With the holidays come visits from relatives and friends. If you happen to have a dedicated guestroom, you’re all set. But what do the rest of us do?
We’ve got a few ideas! Let’s take a look!
1. A banquette. This Seattle condo features a wide and magnificent banquette in the kitchen, but no guest room. Solution? Let the guests sleep in the kitchen during overnight stays!
And speaking of a bed in a kitchen, how’s this for a place to stash overnight guests? Just be careful not to spill a pot of hot coffee on the bed while your guest sleeps!
If you’re lucky enough to have a window seat/couch in some other part of the house, it’s even better than a banquette in the kitchen. Below, check out the same Seattle condo as the one in the first picture that also offers wide window seating that can easily convert into a couch for overnight guests. With the views and the spaciousness, your guests may not mind a little lack of privacy.
Here’s another window/seat day bed that functions as a guest bed when necessary. This time the aesthetic is a bit more rough-hewn and rustic but still utterly comfy for any overnight guest:
2. The Closet. We know, we know. It doesn’t sound too cool to stick your guests in the closet, but if you have the right closet in the right place it can work fabulously. Check out the home of Fabiana and Rocco, who inventively used a long, deep closet located in their entertainment room as a guestroom for a single guest. (It might be a little tight for a couple.) Sometimes, they even rent it out.
Here’s the same idea, different aesthetic, and the bunk bed idea allows you to sleep two:

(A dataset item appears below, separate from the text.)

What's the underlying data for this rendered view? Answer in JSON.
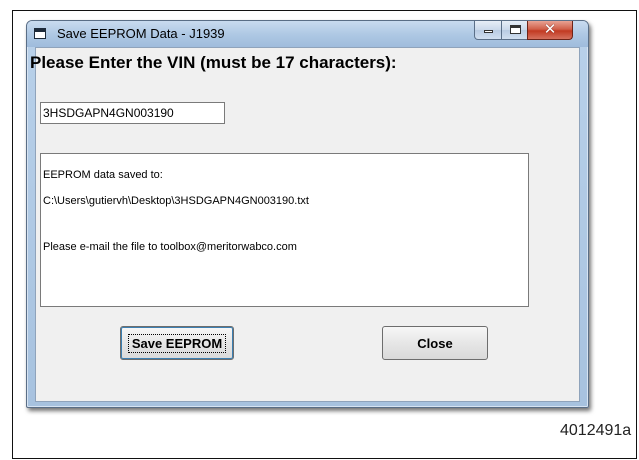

And here’s another example of a single bed in a closet:
3. Fold-down Murphy Style Beds. A classic in studio apartments, Murphy beds can also work exquisitely well for visiting guests. Without taking up too much room on a daily basis, They allow a study, den or living room to convert to a guest room in the blink of an eye.

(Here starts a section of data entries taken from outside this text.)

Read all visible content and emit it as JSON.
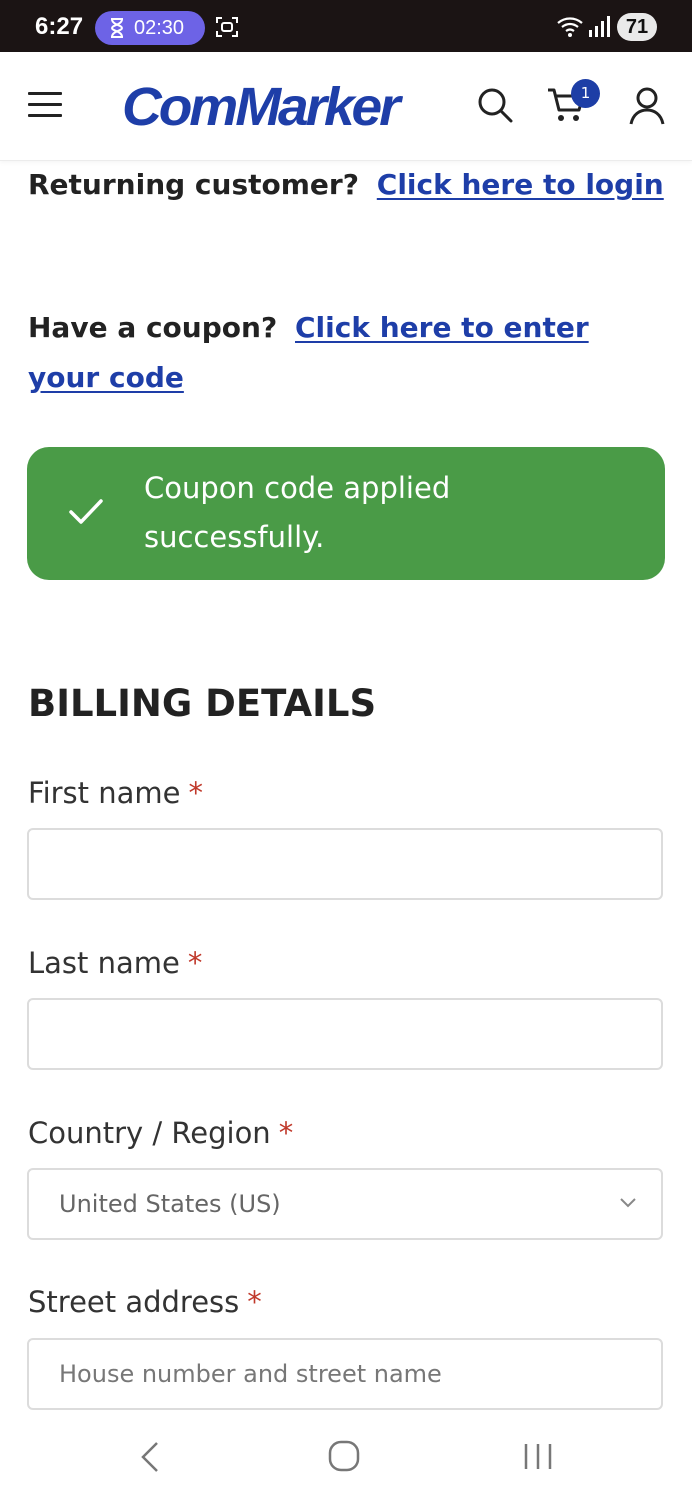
{
  "status_bar": {
    "time": "6:27",
    "timer": "02:30",
    "battery": "71"
  },
  "header": {
    "logo": "ComMarker",
    "cart_count": "1",
    "brand_color": "#1e3ea8"
  },
  "returning": {
    "text": "Returning customer?",
    "link": "Click here to login"
  },
  "coupon": {
    "text": "Have a coupon?",
    "link": "Click here to enter your code"
  },
  "notice": {
    "message": "Coupon code applied successfully.",
    "color": "#4a9b47"
  },
  "billing": {
    "title": "BILLING DETAILS",
    "required_mark": "*",
    "first_name": {
      "label": "First name",
      "value": ""
    },
    "last_name": {
      "label": "Last name",
      "value": ""
    },
    "country": {
      "label": "Country / Region",
      "value": "United States (US)"
    },
    "street": {
      "label": "Street address",
      "placeholder": "House number and street name"
    }
  }
}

Here’s another example:
And a third:
4.) A trundle bed concept under an existing day bed or banquette. If you have a very small room that you use as an office or study, you can make use of the extra space by investing in a pull-out trundle bed under a day/bed couch. The advantage is that you can sleep more than just one guest when needed in a very narrow space. The space might even just be a corner of the living room or den. Check it out:
Here are a couple of others:
So you see, there are plenty of options for those of us without real guestrooms. Think a little creatively and your guests can have a comfy corner to lay their heads next time they stay over for the night.
Leaving the timber structure intact, California architectural firm Carver+Schicketanz clad the exterior with huge translucent panels.
The quaint early twentieth century seating and daffy flower arrangement evoke something of the period.
Haus Neufert by Gatermann + Schossig architects is anchored by a surprising glass cube popped through the roof at its center.
The popped out section creates some lovely spaces delineated by glass.
The interior becomes one with nature.
The house is set in the art-strewn grounds of the existing heritage home and features a self contained apartment.
Its cool, metal cladding system is that of an anonymous commercial building.
It is an unusual use of the familiar and anonymous cladding, bringing it to the realm of the artistic.
But the metallic exterior that might seem incongruous in its park like setting, also has an ethereal quality, refracting light and receiving the strange shadows of trees.
This is a garden guest house that enables a witness to art and nature in a peaceful and creative environment.
A curious series of zigs and zags define the elusive shape of the 4 Courtyard Houses by Think Architecture.
Located in Zumikon, Switzerland, the four houses are identical, each wrapped around their own courtyard.
These interior courtyards are modular and private spaces.
The combination of full glass walls and the courtyards creates a series of light-filled spaces.
Each has curiously shaped skylights popped up from their roofs, giving the group a unique identity.
The bold zig zag design anchors the group.
Concrete and limestone is finished in two contrasting textures and colours to give definition to the zigzag shapes.
To get the contrasting textural effect, the grey was admixed with tiny gritty grey stones, while the smooth white stucco is blended with limestone powder for a silky touch.
“The four houses are built up in a modular way,” say the architects. “Identical in the basic conception but mirrored in the common middle and reacting individually to the particular topographic situation.”
A huge double-height atrium is the heart of the Limantos residence by Fernanda Marques Arquitetos Associados.
The three-level home houses an art-loving family in the upscale neighbourhood of Cidade Jardim in São Paulo, Brazil.
The house is set in lush landscaping on a steep 8,395 sq.ft site.
Inspired by the spirit of Mies van der Rohe, Marques has created a timeless house for this family.
The huge glazed structure inhabits its forest setting like a breathing creature.
Suspended among the trees, one family member enjoys a rare reading perch.
The wall of glazing disappears into a series of Japanese folding screens.
A perfect spiral staircase is a work of art in itself: like curled strip of paper.
Seen at the far end of the great room, it is completely natural and unforced.
In creating a home for both private family life and for entertaining, Marques achieves a beautiful balance between maximum transparency and privacy.